*** Opening Records ***
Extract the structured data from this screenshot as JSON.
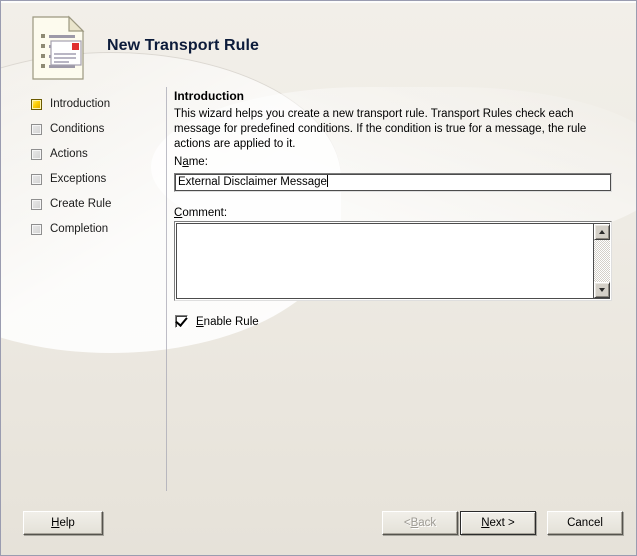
{
  "window": {
    "title": "New Transport Rule",
    "icon": "transport-rule-document-icon",
    "accent_active": "#ffd000",
    "background": "#eae6de",
    "divider_color": "#a8a8b4"
  },
  "sidebar": {
    "items": [
      {
        "label": "Introduction",
        "icon": "step-marker-icon",
        "active": true
      },
      {
        "label": "Conditions",
        "icon": "step-marker-icon",
        "active": false
      },
      {
        "label": "Actions",
        "icon": "step-marker-icon",
        "active": false
      },
      {
        "label": "Exceptions",
        "icon": "step-marker-icon",
        "active": false
      },
      {
        "label": "Create Rule",
        "icon": "step-marker-icon",
        "active": false
      },
      {
        "label": "Completion",
        "icon": "step-marker-icon",
        "active": false
      }
    ]
  },
  "content": {
    "heading": "Introduction",
    "body": "This wizard helps you create a new transport rule. Transport Rules check each message for predefined conditions. If the condition is true for a message, the rule actions are applied to it.",
    "name_field": {
      "label_before": "N",
      "label_accel": "a",
      "label_after": "me:",
      "value": "External Disclaimer Message",
      "placeholder": ""
    },
    "comment_field": {
      "label_accel": "C",
      "label_after": "omment:",
      "value": "",
      "placeholder": ""
    },
    "enable_rule": {
      "label_accel": "E",
      "label_after": "nable Rule",
      "checked": true
    }
  },
  "footer": {
    "help": {
      "accel": "H",
      "after": "elp"
    },
    "back": {
      "before": "< ",
      "accel": "B",
      "after": "ack",
      "disabled": true
    },
    "next": {
      "accel": "N",
      "after": "ext >",
      "is_default": true
    },
    "cancel": {
      "label": "Cancel"
    }
  }
}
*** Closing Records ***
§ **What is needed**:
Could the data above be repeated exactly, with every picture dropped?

§ **Exercise response**:
Extract the structured data from this screenshot as JSON.
{
  "window": {
    "title": "New Transport Rule",
    "icon": "transport-rule-document-icon",
    "accent_active": "#ffd000",
    "background": "#eae6de",
    "divider_color": "#a8a8b4"
  },
  "sidebar": {
    "items": [
      {
        "label": "Introduction",
        "icon": "step-marker-icon",
        "active": true
      },
      {
        "label": "Conditions",
        "icon": "step-marker-icon",
        "active": false
      },
      {
        "label": "Actions",
        "icon": "step-marker-icon",
        "active": false
      },
      {
        "label": "Exceptions",
        "icon": "step-marker-icon",
        "active": false
      },
      {
        "label": "Create Rule",
        "icon": "step-marker-icon",
        "active": false
      },
      {
        "label": "Completion",
        "icon": "step-marker-icon",
        "active": false
      }
    ]
  },
  "content": {
    "heading": "Introduction",
    "body": "This wizard helps you create a new transport rule. Transport Rules check each message for predefined conditions. If the condition is true for a message, the rule actions are applied to it.",
    "name_field": {
      "label_before": "N",
      "label_accel": "a",
      "label_after": "me:",
      "value": "External Disclaimer Message",
      "placeholder": ""
    },
    "comment_field": {
      "label_accel": "C",
      "label_after": "omment:",
      "value": "",
      "placeholder": ""
    },
    "enable_rule": {
      "label_accel": "E",
      "label_after": "nable Rule",
      "checked": true
    }
  },
  "footer": {
    "help": {
      "accel": "H",
      "after": "elp"
    },
    "back": {
      "before": "< ",
      "accel": "B",
      "after": "ack",
      "disabled": true
    },
    "next": {
      "accel": "N",
      "after": "ext >",
      "is_default": true
    },
    "cancel": {
      "label": "Cancel"
    }
  }
}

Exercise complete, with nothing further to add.